More than ever before, the new SAT is a test that measure students’ ability to read. On every part of the test—Math, English, and Reading Comprehension—students are asked to think critically about what they read. In Math, many of the problems don’t even have numbers in them! Instead, students are asked to interpret a “real-world” problem and create an algebraic expression to represent it. In English, students are tested on grammar, punctuation, and sentence structure, but the entire section is tied together by reading since on the new SAT they test English using complete passages instead of a series of individual, unrelated problems. In fact, about a third of the questions on the English section are actually reading comprehension questions. And of course in Critical Reading, students have to read with the intention of identifying the main idea—a specific skill that is essential on the SAT.

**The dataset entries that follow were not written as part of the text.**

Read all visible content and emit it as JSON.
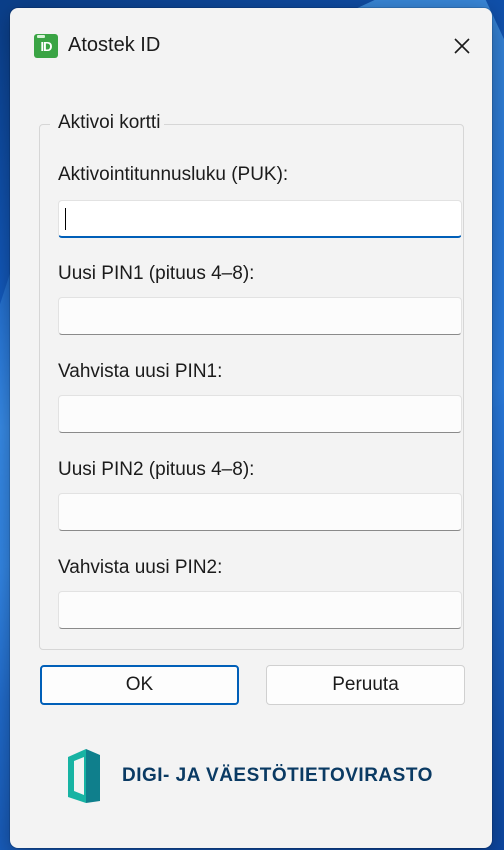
{
  "window": {
    "title": "Atostek ID",
    "app_icon_text": "ID"
  },
  "group": {
    "title": "Aktivoi kortti"
  },
  "fields": [
    {
      "label": "Aktivointitunnusluku (PUK):",
      "value": ""
    },
    {
      "label": "Uusi PIN1 (pituus 4–8):",
      "value": ""
    },
    {
      "label": "Vahvista uusi PIN1:",
      "value": ""
    },
    {
      "label": "Uusi PIN2 (pituus 4–8):",
      "value": ""
    },
    {
      "label": "Vahvista uusi PIN2:",
      "value": ""
    }
  ],
  "buttons": {
    "ok": "OK",
    "cancel": "Peruuta"
  },
  "brand": {
    "name": "DIGI- JA VÄESTÖTIETOVIRASTO",
    "logo_icon": "dvv-logo-icon"
  },
  "colors": {
    "accent": "#005fb8",
    "app_icon": "#3aa444",
    "brand_text": "#0a3a63",
    "brand_logo": "#1aa39a"
  }
}
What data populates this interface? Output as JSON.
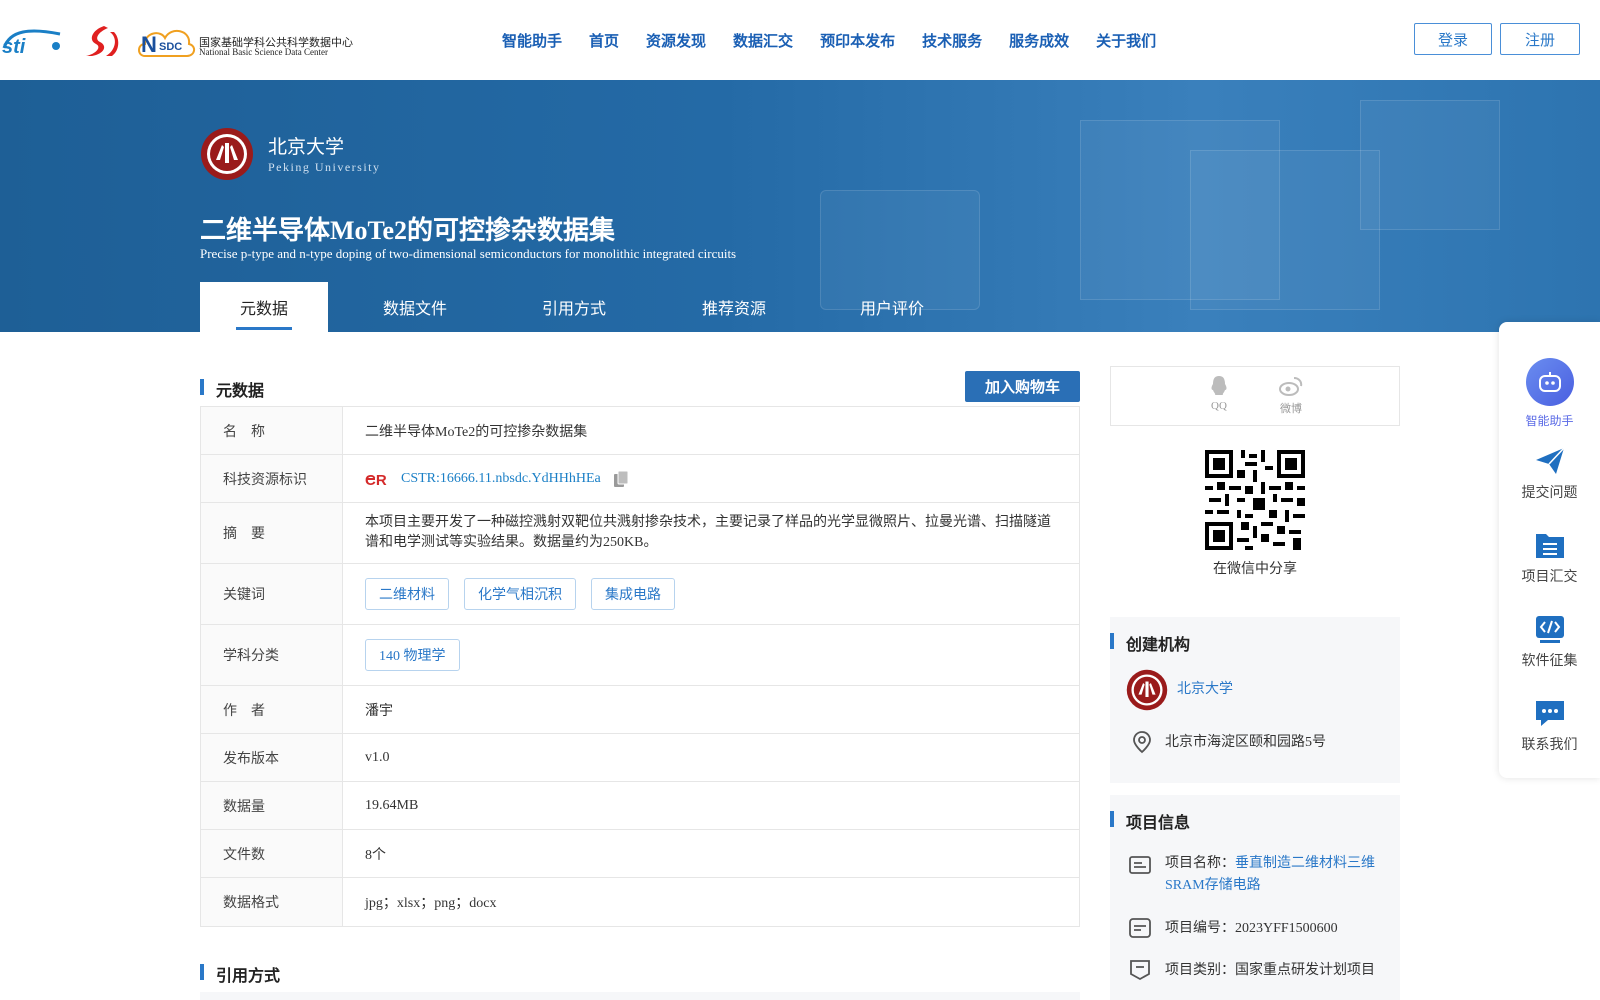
{
  "header": {
    "nsdc_cn": "国家基础学科公共科学数据中心",
    "nsdc_en": "National Basic Science Data Center",
    "nav": [
      "智能助手",
      "首页",
      "资源发现",
      "数据汇交",
      "预印本发布",
      "技术服务",
      "服务成效",
      "关于我们"
    ],
    "login": "登录",
    "register": "注册"
  },
  "banner": {
    "inst_name": "北京大学",
    "inst_en": "Peking University",
    "title": "二维半导体MoTe2的可控掺杂数据集",
    "subtitle": "Precise p-type and n-type doping of two-dimensional semiconductors for monolithic integrated circuits",
    "tabs": [
      "元数据",
      "数据文件",
      "引用方式",
      "推荐资源",
      "用户评价"
    ]
  },
  "metadata": {
    "section_title": "元数据",
    "cart_button": "加入购物车",
    "rows": {
      "name_k": "名　称",
      "name_v": "二维半导体MoTe2的可控掺杂数据集",
      "cstr_k": "科技资源标识",
      "cstr_v": "CSTR:16666.11.nbsdc.YdHHhHEa",
      "abstract_k": "摘　要",
      "abstract_v": "本项目主要开发了一种磁控溅射双靶位共溅射掺杂技术，主要记录了样品的光学显微照片、拉曼光谱、扫描隧道谱和电学测试等实验结果。数据量约为250KB。",
      "keywords_k": "关键词",
      "keywords": [
        "二维材料",
        "化学气相沉积",
        "集成电路"
      ],
      "subject_k": "学科分类",
      "subject_v": "140 物理学",
      "author_k": "作　者",
      "author_v": "潘宇",
      "version_k": "发布版本",
      "version_v": "v1.0",
      "size_k": "数据量",
      "size_v": "19.64MB",
      "files_k": "文件数",
      "files_v": "8个",
      "format_k": "数据格式",
      "format_v": "jpg；xlsx；png；docx"
    }
  },
  "citation": {
    "section_title": "引用方式"
  },
  "share": {
    "qq": "QQ",
    "weibo": "微博",
    "wechat": "在微信中分享"
  },
  "org": {
    "title": "创建机构",
    "name": "北京大学",
    "address": "北京市海淀区颐和园路5号"
  },
  "project": {
    "title": "项目信息",
    "name_label": "项目名称：",
    "name_value": "垂直制造二维材料三维SRAM存储电路",
    "code_label": "项目编号：",
    "code_value": "2023YFF1500600",
    "type_label": "项目类别：",
    "type_value": "国家重点研发计划项目"
  },
  "float": {
    "ai": "智能助手",
    "submit": "提交问题",
    "collect": "项目汇交",
    "software": "软件征集",
    "contact": "联系我们"
  },
  "colors": {
    "accent": "#2a78c8",
    "banner": "#1e5f96",
    "ai_purple": "#5a6ae6"
  }
}
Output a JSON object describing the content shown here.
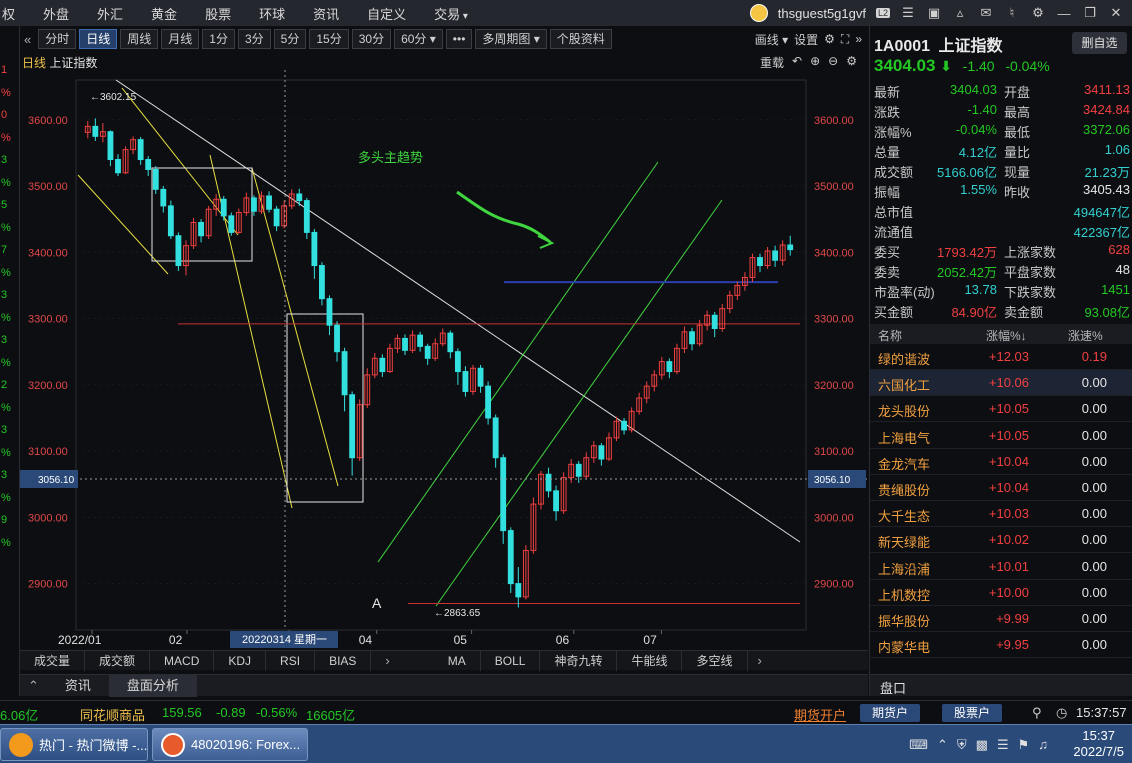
{
  "menu": {
    "items": [
      "权",
      "外盘",
      "外汇",
      "黄金",
      "股票",
      "环球",
      "资讯",
      "自定义",
      "交易"
    ],
    "user": "thsguest5g1gvf",
    "level": "L2"
  },
  "left_sliver": [
    {
      "text": "1",
      "color": "#f04040"
    },
    {
      "text": "%",
      "color": "#f04040"
    },
    {
      "text": "0",
      "color": "#f04040"
    },
    {
      "text": "%",
      "color": "#f04040"
    },
    {
      "text": "3",
      "color": "#23c823"
    },
    {
      "text": "%",
      "color": "#23c823"
    },
    {
      "text": "5",
      "color": "#23c823"
    },
    {
      "text": "%",
      "color": "#23c823"
    },
    {
      "text": "7",
      "color": "#23c823"
    },
    {
      "text": "%",
      "color": "#23c823"
    },
    {
      "text": "3",
      "color": "#23c823"
    },
    {
      "text": "%",
      "color": "#23c823"
    },
    {
      "text": "3",
      "color": "#23c823"
    },
    {
      "text": "%",
      "color": "#23c823"
    },
    {
      "text": "2",
      "color": "#23c823"
    },
    {
      "text": "%",
      "color": "#23c823"
    },
    {
      "text": "3",
      "color": "#23c823"
    },
    {
      "text": "%",
      "color": "#23c823"
    },
    {
      "text": "3",
      "color": "#23c823"
    },
    {
      "text": "%",
      "color": "#23c823"
    },
    {
      "text": "9",
      "color": "#23c823"
    },
    {
      "text": "%",
      "color": "#23c823"
    }
  ],
  "period_bar": {
    "collapse": "«",
    "buttons": [
      "分时",
      "日线",
      "周线",
      "月线",
      "1分",
      "3分",
      "5分",
      "15分",
      "30分",
      "60分 ▾",
      "•••",
      "多周期图 ▾",
      "个股资料"
    ],
    "active": "日线",
    "draw": "画线 ▾",
    "settings": "设置",
    "expand": "»"
  },
  "chart_header": {
    "period": "日线",
    "name": "上证指数",
    "reset": "重载"
  },
  "chart_annotations": {
    "trend_text": "多头主趋势",
    "letter": "A",
    "high_label": "3602.15",
    "low_label": "2863.65",
    "crosshair_price": "3056.10",
    "crosshair_date": "20220314 星期一"
  },
  "chart_data": {
    "type": "candlestick",
    "title": "上证指数 日线",
    "x_ticks": [
      "2022/01",
      "02",
      "03",
      "04",
      "05",
      "06",
      "07"
    ],
    "ylim": [
      2830,
      3660
    ],
    "y_ticks": [
      "3600.00",
      "3500.00",
      "3400.00",
      "3300.00",
      "3200.00",
      "3100.00",
      "3000.00",
      "2900.00"
    ],
    "y_tick_values": [
      3600,
      3500,
      3400,
      3300,
      3200,
      3100,
      3000,
      2900
    ],
    "high": 3602.15,
    "low": 2863.65,
    "reference_lines": [
      3355,
      3292,
      2870
    ],
    "candles": [
      [
        3581,
        3590,
        3572,
        3598
      ],
      [
        3590,
        3575,
        3568,
        3602
      ],
      [
        3575,
        3582,
        3566,
        3595
      ],
      [
        3582,
        3540,
        3530,
        3584
      ],
      [
        3540,
        3520,
        3515,
        3548
      ],
      [
        3520,
        3555,
        3518,
        3560
      ],
      [
        3555,
        3570,
        3548,
        3575
      ],
      [
        3570,
        3540,
        3532,
        3574
      ],
      [
        3540,
        3525,
        3515,
        3545
      ],
      [
        3525,
        3495,
        3488,
        3530
      ],
      [
        3495,
        3470,
        3460,
        3500
      ],
      [
        3470,
        3425,
        3420,
        3478
      ],
      [
        3425,
        3380,
        3372,
        3430
      ],
      [
        3380,
        3410,
        3365,
        3418
      ],
      [
        3410,
        3445,
        3405,
        3452
      ],
      [
        3445,
        3425,
        3415,
        3450
      ],
      [
        3425,
        3465,
        3420,
        3470
      ],
      [
        3465,
        3480,
        3455,
        3488
      ],
      [
        3480,
        3455,
        3448,
        3485
      ],
      [
        3455,
        3430,
        3425,
        3460
      ],
      [
        3430,
        3460,
        3428,
        3466
      ],
      [
        3460,
        3482,
        3455,
        3490
      ],
      [
        3482,
        3462,
        3455,
        3486
      ],
      [
        3462,
        3485,
        3458,
        3492
      ],
      [
        3485,
        3465,
        3460,
        3492
      ],
      [
        3465,
        3440,
        3432,
        3470
      ],
      [
        3440,
        3470,
        3436,
        3478
      ],
      [
        3470,
        3488,
        3465,
        3495
      ],
      [
        3488,
        3478,
        3470,
        3496
      ],
      [
        3478,
        3430,
        3420,
        3482
      ],
      [
        3430,
        3380,
        3360,
        3435
      ],
      [
        3380,
        3330,
        3320,
        3385
      ],
      [
        3330,
        3290,
        3275,
        3335
      ],
      [
        3290,
        3250,
        3235,
        3296
      ],
      [
        3250,
        3185,
        3160,
        3256
      ],
      [
        3185,
        3090,
        3063,
        3190
      ],
      [
        3090,
        3170,
        3085,
        3178
      ],
      [
        3170,
        3215,
        3165,
        3225
      ],
      [
        3215,
        3240,
        3210,
        3248
      ],
      [
        3240,
        3220,
        3212,
        3246
      ],
      [
        3220,
        3255,
        3218,
        3262
      ],
      [
        3255,
        3270,
        3248,
        3276
      ],
      [
        3270,
        3252,
        3245,
        3276
      ],
      [
        3252,
        3275,
        3248,
        3282
      ],
      [
        3275,
        3258,
        3250,
        3280
      ],
      [
        3258,
        3240,
        3230,
        3262
      ],
      [
        3240,
        3262,
        3236,
        3270
      ],
      [
        3262,
        3278,
        3258,
        3285
      ],
      [
        3278,
        3250,
        3240,
        3282
      ],
      [
        3250,
        3220,
        3200,
        3255
      ],
      [
        3220,
        3190,
        3182,
        3228
      ],
      [
        3190,
        3225,
        3185,
        3230
      ],
      [
        3225,
        3198,
        3188,
        3230
      ],
      [
        3198,
        3150,
        3140,
        3205
      ],
      [
        3150,
        3090,
        3075,
        3155
      ],
      [
        3090,
        2980,
        2960,
        3095
      ],
      [
        2980,
        2900,
        2886,
        2985
      ],
      [
        2900,
        2880,
        2864,
        2925
      ],
      [
        2880,
        2950,
        2876,
        2958
      ],
      [
        2950,
        3020,
        2945,
        3030
      ],
      [
        3020,
        3065,
        3012,
        3070
      ],
      [
        3065,
        3040,
        3030,
        3075
      ],
      [
        3040,
        3010,
        2995,
        3048
      ],
      [
        3010,
        3060,
        3005,
        3068
      ],
      [
        3060,
        3080,
        3052,
        3088
      ],
      [
        3080,
        3062,
        3052,
        3085
      ],
      [
        3062,
        3090,
        3058,
        3098
      ],
      [
        3090,
        3108,
        3082,
        3115
      ],
      [
        3108,
        3088,
        3078,
        3112
      ],
      [
        3088,
        3120,
        3085,
        3128
      ],
      [
        3120,
        3145,
        3115,
        3152
      ],
      [
        3145,
        3132,
        3125,
        3150
      ],
      [
        3132,
        3160,
        3128,
        3166
      ],
      [
        3160,
        3180,
        3155,
        3188
      ],
      [
        3180,
        3198,
        3172,
        3205
      ],
      [
        3198,
        3215,
        3190,
        3222
      ],
      [
        3215,
        3235,
        3208,
        3242
      ],
      [
        3235,
        3220,
        3210,
        3240
      ],
      [
        3220,
        3255,
        3216,
        3262
      ],
      [
        3255,
        3280,
        3248,
        3288
      ],
      [
        3280,
        3262,
        3252,
        3286
      ],
      [
        3262,
        3290,
        3258,
        3298
      ],
      [
        3290,
        3305,
        3282,
        3312
      ],
      [
        3305,
        3285,
        3272,
        3310
      ],
      [
        3285,
        3315,
        3280,
        3322
      ],
      [
        3315,
        3335,
        3308,
        3342
      ],
      [
        3335,
        3350,
        3328,
        3356
      ],
      [
        3350,
        3362,
        3342,
        3370
      ],
      [
        3362,
        3392,
        3355,
        3398
      ],
      [
        3392,
        3380,
        3370,
        3398
      ],
      [
        3380,
        3402,
        3375,
        3408
      ],
      [
        3402,
        3388,
        3378,
        3410
      ],
      [
        3388,
        3411,
        3380,
        3418
      ],
      [
        3411,
        3404,
        3395,
        3425
      ]
    ]
  },
  "indicator_tabs_left": [
    "成交量",
    "成交额",
    "MACD",
    "KDJ",
    "RSI",
    "BIAS"
  ],
  "indicator_tabs_right": [
    "MA",
    "BOLL",
    "神奇九转",
    "牛能线",
    "多空线"
  ],
  "info_tabs": [
    "资讯",
    "盘面分析"
  ],
  "panel": {
    "code": "1A0001",
    "name": "上证指数",
    "remove_label": "删自选",
    "price": "3404.03",
    "change": "-1.40",
    "change_pct": "-0.04%",
    "quotes": [
      {
        "l": "最新",
        "v": "3404.03",
        "vc": "green",
        "l2": "开盘",
        "v2": "3411.13",
        "v2c": "red"
      },
      {
        "l": "涨跌",
        "v": "-1.40",
        "vc": "green",
        "l2": "最高",
        "v2": "3424.84",
        "v2c": "red"
      },
      {
        "l": "涨幅%",
        "v": "-0.04%",
        "vc": "green",
        "l2": "最低",
        "v2": "3372.06",
        "v2c": "green"
      },
      {
        "l": "总量",
        "v": "4.12亿",
        "vc": "cyan",
        "l2": "量比",
        "v2": "1.06",
        "v2c": "cyan"
      },
      {
        "l": "成交额",
        "v": "5166.06亿",
        "vc": "cyan",
        "l2": "现量",
        "v2": "21.23万",
        "v2c": "cyan"
      },
      {
        "l": "振幅",
        "v": "1.55%",
        "vc": "cyan",
        "l2": "昨收",
        "v2": "3405.43",
        "v2c": "white"
      },
      {
        "l": "总市值",
        "v": "",
        "vc": "cyan",
        "l2": "",
        "v2": "494647亿",
        "v2c": "cyan"
      },
      {
        "l": "流通值",
        "v": "",
        "vc": "cyan",
        "l2": "",
        "v2": "422367亿",
        "v2c": "cyan"
      },
      {
        "l": "委买",
        "v": "1793.42万",
        "vc": "red",
        "l2": "上涨家数",
        "v2": "628",
        "v2c": "red"
      },
      {
        "l": "委卖",
        "v": "2052.42万",
        "vc": "green",
        "l2": "平盘家数",
        "v2": "48",
        "v2c": "white"
      },
      {
        "l": "市盈率(动)",
        "v": "13.78",
        "vc": "cyan",
        "l2": "下跌家数",
        "v2": "1451",
        "v2c": "green"
      },
      {
        "l": "买金额",
        "v": "84.90亿",
        "vc": "red",
        "l2": "卖金额",
        "v2": "93.08亿",
        "v2c": "green"
      }
    ],
    "rank_headers": [
      "名称",
      "涨幅%↓",
      "涨速%"
    ],
    "rank_rows": [
      {
        "name": "绿的谐波",
        "pct": "+12.03",
        "spd": "0.19",
        "spd_red": true
      },
      {
        "name": "六国化工",
        "pct": "+10.06",
        "spd": "0.00",
        "spd_red": false
      },
      {
        "name": "龙头股份",
        "pct": "+10.05",
        "spd": "0.00",
        "spd_red": false
      },
      {
        "name": "上海电气",
        "pct": "+10.05",
        "spd": "0.00",
        "spd_red": false
      },
      {
        "name": "金龙汽车",
        "pct": "+10.04",
        "spd": "0.00",
        "spd_red": false
      },
      {
        "name": "贵绳股份",
        "pct": "+10.04",
        "spd": "0.00",
        "spd_red": false
      },
      {
        "name": "大千生态",
        "pct": "+10.03",
        "spd": "0.00",
        "spd_red": false
      },
      {
        "name": "新天绿能",
        "pct": "+10.02",
        "spd": "0.00",
        "spd_red": false
      },
      {
        "name": "上海沿浦",
        "pct": "+10.01",
        "spd": "0.00",
        "spd_red": false
      },
      {
        "name": "上机数控",
        "pct": "+10.00",
        "spd": "0.00",
        "spd_red": false
      },
      {
        "name": "振华股份",
        "pct": "+9.99",
        "spd": "0.00",
        "spd_red": false
      },
      {
        "name": "内蒙华电",
        "pct": "+9.95",
        "spd": "0.00",
        "spd_red": false
      }
    ],
    "bottom_tab": "盘口"
  },
  "ticker": {
    "left_value": "6.06亿",
    "name": "同花顺商品",
    "price": "159.56",
    "change": "-0.89",
    "pct": "-0.56%",
    "amount": "16605亿",
    "futures_link": "期货开户",
    "btn1": "期货户",
    "btn2": "股票户",
    "time": "15:37:57"
  },
  "taskbar": {
    "app1": "热门 - 热门微博 -...",
    "app2": "48020196: Forex...",
    "time": "15:37",
    "date": "2022/7/5"
  },
  "colors": {
    "up": "#f04040",
    "down": "#23c823",
    "accent": "#25416b"
  }
}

Over the past 20 years I have developed hundreds and hundreds of pages of material in Math, Reading, and English. I have worked hundreds of problems from the new SAT. I know this test inside and out, but even more important than the content is way it is delivered. How I teach is what I teach, There is no factor more important to success on test day than how you feel on test day.